“I did scream,” Del Crognale said. “I’m always screaming. To be truly candid, I did it as much for me as I did to get Katie elected. It was such a positive experience, and it makes me want to keep doing it. There is so much to fix.”
It always makes me a little sad when I hear people say they are afraid to reveal their true political feelings. For years, though, I have heard from suburban Democrats in Orange County that they feel isolated. It’s the flip side of the complaint that conservatives feel muffled in liberal places like San Francisco, Los Angeles, college campuses or that amorphous community called “Hollywood.”
In California, Republicans really do have reason to feel lonely. As of November, Democrats had a 20-point registration advantage over Republicans, who are outnumbered even by voters who decline to state a party preference.
GOP political power is shrinking like wet cashmere in a hot dryer.

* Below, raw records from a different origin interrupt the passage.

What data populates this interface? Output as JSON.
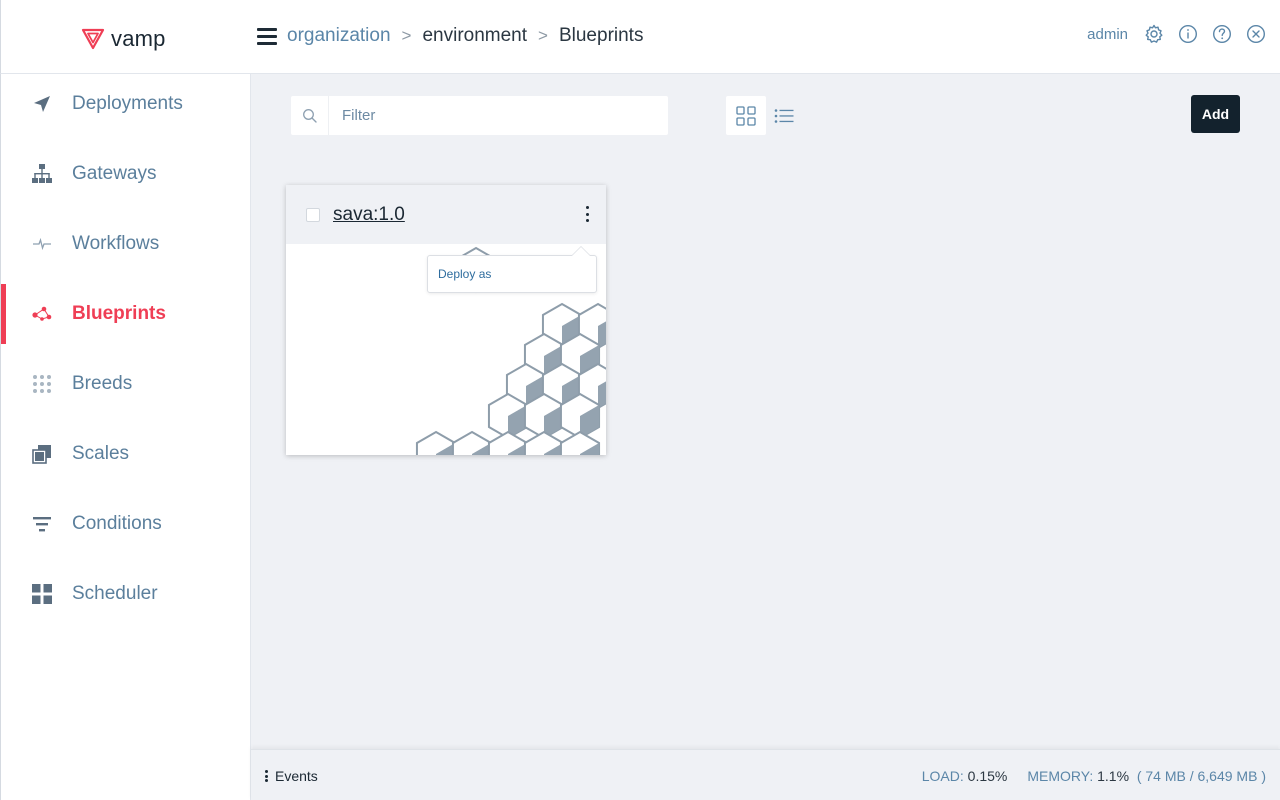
{
  "header": {
    "logo_text": "vamp",
    "breadcrumb": [
      {
        "label": "organization"
      },
      {
        "label": "environment"
      },
      {
        "label": "Blueprints"
      }
    ],
    "separator": ">",
    "user": "admin",
    "icons": [
      "gear-icon",
      "info-icon",
      "help-icon",
      "close-icon"
    ]
  },
  "sidebar": {
    "items": [
      {
        "label": "Deployments",
        "icon": "paper-plane-icon",
        "active": false
      },
      {
        "label": "Gateways",
        "icon": "network-icon",
        "active": false
      },
      {
        "label": "Workflows",
        "icon": "pulse-icon",
        "active": false
      },
      {
        "label": "Blueprints",
        "icon": "blueprint-icon",
        "active": true
      },
      {
        "label": "Breeds",
        "icon": "dots-grid-icon",
        "active": false
      },
      {
        "label": "Scales",
        "icon": "layers-icon",
        "active": false
      },
      {
        "label": "Conditions",
        "icon": "filter-icon",
        "active": false
      },
      {
        "label": "Scheduler",
        "icon": "grid-icon",
        "active": false
      }
    ]
  },
  "toolbar": {
    "filter_placeholder": "Filter",
    "add_label": "Add"
  },
  "card": {
    "title": "sava:1.0",
    "menu_items": [
      "Deploy as"
    ]
  },
  "footer": {
    "events_label": "Events",
    "load_label": "LOAD:",
    "load_value": "0.15%",
    "memory_label": "MEMORY:",
    "memory_value": "1.1%",
    "memory_detail": "( 74 MB / 6,649 MB )"
  },
  "colors": {
    "accent": "#ef3e55",
    "link": "#5b86a8",
    "dark": "#13222d",
    "background": "#eff1f5"
  }
}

Among California’s 53-member congressional delegation, there are only seven Republicans — not even enough to field a softball team, as my colleague Mark Z. Barabak pointed out.
And not a single one is from Orange County, which was so red for so long that victorious Democrats seem almost too shocked to crow.
“I still feel like I am living among Republicans,” Del Crognale said. “It’s still hard to talk about politics. I’ve been friends with people who are Republican my whole life. But if you know someone is a big Trump supporter and it’s someone you really like, you can’t unknow that.”
She is especially appalled by the dark undercurrents of racism and intolerance that Trump has not just unleashed but normalized.
“Do you remember Strom Thurmond? You think, no one can ever be that racist. And when he dies, that school of thought is going to die with him. And then it doesn’t.”
As we sat in her cheerful kitchen over a plate of chocolate chip cookies, Del Crognale said something I have heard from many Orange County Democrats lately: I didn’t think this could ever happen here. In a perverse way, she credits Trump.
“If Orange County can turn blue — and it does give you a weird thrill to see it — this horrible, horrible, horrible period, maybe, will have a point,” she said. “If it wasn’t for Trump getting elected, people would not have gotten involved in this way. Maybe that’s the silver lining.”
She has a point.